Task instructions :: Each line of the data must be reproduced as it appears.

[Dataset rows describing interfaces]
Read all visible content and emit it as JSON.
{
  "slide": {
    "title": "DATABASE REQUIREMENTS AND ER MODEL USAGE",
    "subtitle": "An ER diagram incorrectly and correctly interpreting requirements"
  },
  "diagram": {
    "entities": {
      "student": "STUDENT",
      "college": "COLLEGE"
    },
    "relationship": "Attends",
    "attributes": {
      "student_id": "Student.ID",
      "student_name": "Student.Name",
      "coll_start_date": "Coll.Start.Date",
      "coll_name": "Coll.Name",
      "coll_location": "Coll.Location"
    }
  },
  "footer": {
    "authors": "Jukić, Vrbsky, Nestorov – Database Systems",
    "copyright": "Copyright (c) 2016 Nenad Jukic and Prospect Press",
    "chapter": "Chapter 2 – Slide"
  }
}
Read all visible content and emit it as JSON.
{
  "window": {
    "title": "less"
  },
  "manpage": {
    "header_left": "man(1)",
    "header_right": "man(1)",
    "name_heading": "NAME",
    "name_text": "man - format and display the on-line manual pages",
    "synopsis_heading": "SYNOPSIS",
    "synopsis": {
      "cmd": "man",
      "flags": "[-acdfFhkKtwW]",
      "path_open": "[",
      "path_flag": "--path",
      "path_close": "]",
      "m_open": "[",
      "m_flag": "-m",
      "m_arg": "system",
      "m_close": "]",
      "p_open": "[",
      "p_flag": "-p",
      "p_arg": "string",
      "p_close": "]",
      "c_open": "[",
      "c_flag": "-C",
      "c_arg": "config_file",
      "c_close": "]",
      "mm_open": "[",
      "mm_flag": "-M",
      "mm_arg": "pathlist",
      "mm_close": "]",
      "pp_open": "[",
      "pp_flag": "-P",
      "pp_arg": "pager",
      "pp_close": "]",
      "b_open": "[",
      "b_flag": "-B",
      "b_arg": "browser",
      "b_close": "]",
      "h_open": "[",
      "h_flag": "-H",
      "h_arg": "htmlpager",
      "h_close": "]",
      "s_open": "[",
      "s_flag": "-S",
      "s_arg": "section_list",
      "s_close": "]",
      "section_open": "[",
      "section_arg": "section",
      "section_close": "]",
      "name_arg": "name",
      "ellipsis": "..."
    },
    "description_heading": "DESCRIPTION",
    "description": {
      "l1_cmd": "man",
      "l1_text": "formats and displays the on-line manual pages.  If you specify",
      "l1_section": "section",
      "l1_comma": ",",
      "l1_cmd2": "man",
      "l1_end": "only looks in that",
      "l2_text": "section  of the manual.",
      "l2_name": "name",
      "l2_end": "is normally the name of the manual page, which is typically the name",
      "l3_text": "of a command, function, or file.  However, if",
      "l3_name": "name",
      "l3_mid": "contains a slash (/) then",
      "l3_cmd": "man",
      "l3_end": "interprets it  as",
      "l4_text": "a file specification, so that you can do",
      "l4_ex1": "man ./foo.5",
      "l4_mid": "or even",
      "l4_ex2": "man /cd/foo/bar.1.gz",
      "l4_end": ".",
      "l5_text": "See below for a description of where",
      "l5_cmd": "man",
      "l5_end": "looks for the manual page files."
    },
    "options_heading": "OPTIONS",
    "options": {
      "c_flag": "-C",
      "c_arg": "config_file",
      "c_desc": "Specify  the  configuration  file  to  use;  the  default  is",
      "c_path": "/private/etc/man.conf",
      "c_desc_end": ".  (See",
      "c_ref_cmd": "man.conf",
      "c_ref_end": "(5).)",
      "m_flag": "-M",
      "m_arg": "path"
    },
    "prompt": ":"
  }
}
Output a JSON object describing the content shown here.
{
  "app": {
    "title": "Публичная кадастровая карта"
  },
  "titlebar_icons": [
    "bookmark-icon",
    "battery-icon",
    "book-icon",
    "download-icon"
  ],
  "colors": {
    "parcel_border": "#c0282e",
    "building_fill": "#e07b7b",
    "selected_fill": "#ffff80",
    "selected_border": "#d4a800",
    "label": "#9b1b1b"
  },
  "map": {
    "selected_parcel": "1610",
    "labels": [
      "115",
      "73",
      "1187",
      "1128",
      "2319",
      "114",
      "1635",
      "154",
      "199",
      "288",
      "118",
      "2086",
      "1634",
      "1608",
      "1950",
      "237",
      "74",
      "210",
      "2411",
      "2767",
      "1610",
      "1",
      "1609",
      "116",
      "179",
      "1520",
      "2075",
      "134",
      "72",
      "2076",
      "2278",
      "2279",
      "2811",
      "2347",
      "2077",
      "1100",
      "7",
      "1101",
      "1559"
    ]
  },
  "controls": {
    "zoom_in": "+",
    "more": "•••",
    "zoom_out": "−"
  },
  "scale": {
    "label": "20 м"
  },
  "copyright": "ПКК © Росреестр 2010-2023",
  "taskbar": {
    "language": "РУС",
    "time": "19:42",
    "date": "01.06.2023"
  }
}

Expected output ::
Read all visible content and emit it as JSON.
{
  "slide": {
    "title": "DATABASE REQUIREMENTS AND ER MODEL USAGE",
    "subtitle": "An ER diagram incorrectly and correctly interpreting requirements"
  },
  "diagram": {
    "entities": {
      "student": "STUDENT",
      "college": "COLLEGE"
    },
    "relationship": "Attends",
    "attributes": {
      "student_id": "Student.ID",
      "student_name": "Student.Name",
      "coll_start_date": "Coll.Start.Date",
      "coll_name": "Coll.Name",
      "coll_location": "Coll.Location"
    }
  },
  "footer": {
    "authors": "Jukić, Vrbsky, Nestorov – Database Systems",
    "copyright": "Copyright (c) 2016 Nenad Jukic and Prospect Press",
    "chapter": "Chapter 2 – Slide"
  }
}
Read all visible content and emit it as JSON.
{
  "window": {
    "title": "less"
  },
  "manpage": {
    "header_left": "man(1)",
    "header_right": "man(1)",
    "name_heading": "NAME",
    "name_text": "man - format and display the on-line manual pages",
    "synopsis_heading": "SYNOPSIS",
    "synopsis": {
      "cmd": "man",
      "flags": "[-acdfFhkKtwW]",
      "path_open": "[",
      "path_flag": "--path",
      "path_close": "]",
      "m_open": "[",
      "m_flag": "-m",
      "m_arg": "system",
      "m_close": "]",
      "p_open": "[",
      "p_flag": "-p",
      "p_arg": "string",
      "p_close": "]",
      "c_open": "[",
      "c_flag": "-C",
      "c_arg": "config_file",
      "c_close": "]",
      "mm_open": "[",
      "mm_flag": "-M",
      "mm_arg": "pathlist",
      "mm_close": "]",
      "pp_open": "[",
      "pp_flag": "-P",
      "pp_arg": "pager",
      "pp_close": "]",
      "b_open": "[",
      "b_flag": "-B",
      "b_arg": "browser",
      "b_close": "]",
      "h_open": "[",
      "h_flag": "-H",
      "h_arg": "htmlpager",
      "h_close": "]",
      "s_open": "[",
      "s_flag": "-S",
      "s_arg": "section_list",
      "s_close": "]",
      "section_open": "[",
      "section_arg": "section",
      "section_close": "]",
      "name_arg": "name",
      "ellipsis": "..."
    },
    "description_heading": "DESCRIPTION",
    "description": {
      "l1_cmd": "man",
      "l1_text": "formats and displays the on-line manual pages.  If you specify",
      "l1_section": "section",
      "l1_comma": ",",
      "l1_cmd2": "man",
      "l1_end": "only looks in that",
      "l2_text": "section  of the manual.",
      "l2_name": "name",
      "l2_end": "is normally the name of the manual page, which is typically the name",
      "l3_text": "of a command, function, or file.  However, if",
      "l3_name": "name",
      "l3_mid": "contains a slash (/) then",
      "l3_cmd": "man",
      "l3_end": "interprets it  as",
      "l4_text": "a file specification, so that you can do",
      "l4_ex1": "man ./foo.5",
      "l4_mid": "or even",
      "l4_ex2": "man /cd/foo/bar.1.gz",
      "l4_end": ".",
      "l5_text": "See below for a description of where",
      "l5_cmd": "man",
      "l5_end": "looks for the manual page files."
    },
    "options_heading": "OPTIONS",
    "options": {
      "c_flag": "-C",
      "c_arg": "config_file",
      "c_desc": "Specify  the  configuration  file  to  use;  the  default  is",
      "c_path": "/private/etc/man.conf",
      "c_desc_end": ".  (See",
      "c_ref_cmd": "man.conf",
      "c_ref_end": "(5).)",
      "m_flag": "-M",
      "m_arg": "path"
    },
    "prompt": ":"
  }
}
Output a JSON object describing the content shown here.
{
  "app": {
    "title": "Публичная кадастровая карта"
  },
  "titlebar_icons": [
    "bookmark-icon",
    "battery-icon",
    "book-icon",
    "download-icon"
  ],
  "colors": {
    "parcel_border": "#c0282e",
    "building_fill": "#e07b7b",
    "selected_fill": "#ffff80",
    "selected_border": "#d4a800",
    "label": "#9b1b1b"
  },
  "map": {
    "selected_parcel": "1610",
    "labels": [
      "115",
      "73",
      "1187",
      "1128",
      "2319",
      "114",
      "1635",
      "154",
      "199",
      "288",
      "118",
      "2086",
      "1634",
      "1608",
      "1950",
      "237",
      "74",
      "210",
      "2411",
      "2767",
      "1610",
      "1",
      "1609",
      "116",
      "179",
      "1520",
      "2075",
      "134",
      "72",
      "2076",
      "2278",
      "2279",
      "2811",
      "2347",
      "2077",
      "1100",
      "7",
      "1101",
      "1559"
    ]
  },
  "controls": {
    "zoom_in": "+",
    "more": "•••",
    "zoom_out": "−"
  },
  "scale": {
    "label": "20 м"
  },
  "copyright": "ПКК © Росреестр 2010-2023",
  "taskbar": {
    "language": "РУС",
    "time": "19:42",
    "date": "01.06.2023"
  }
}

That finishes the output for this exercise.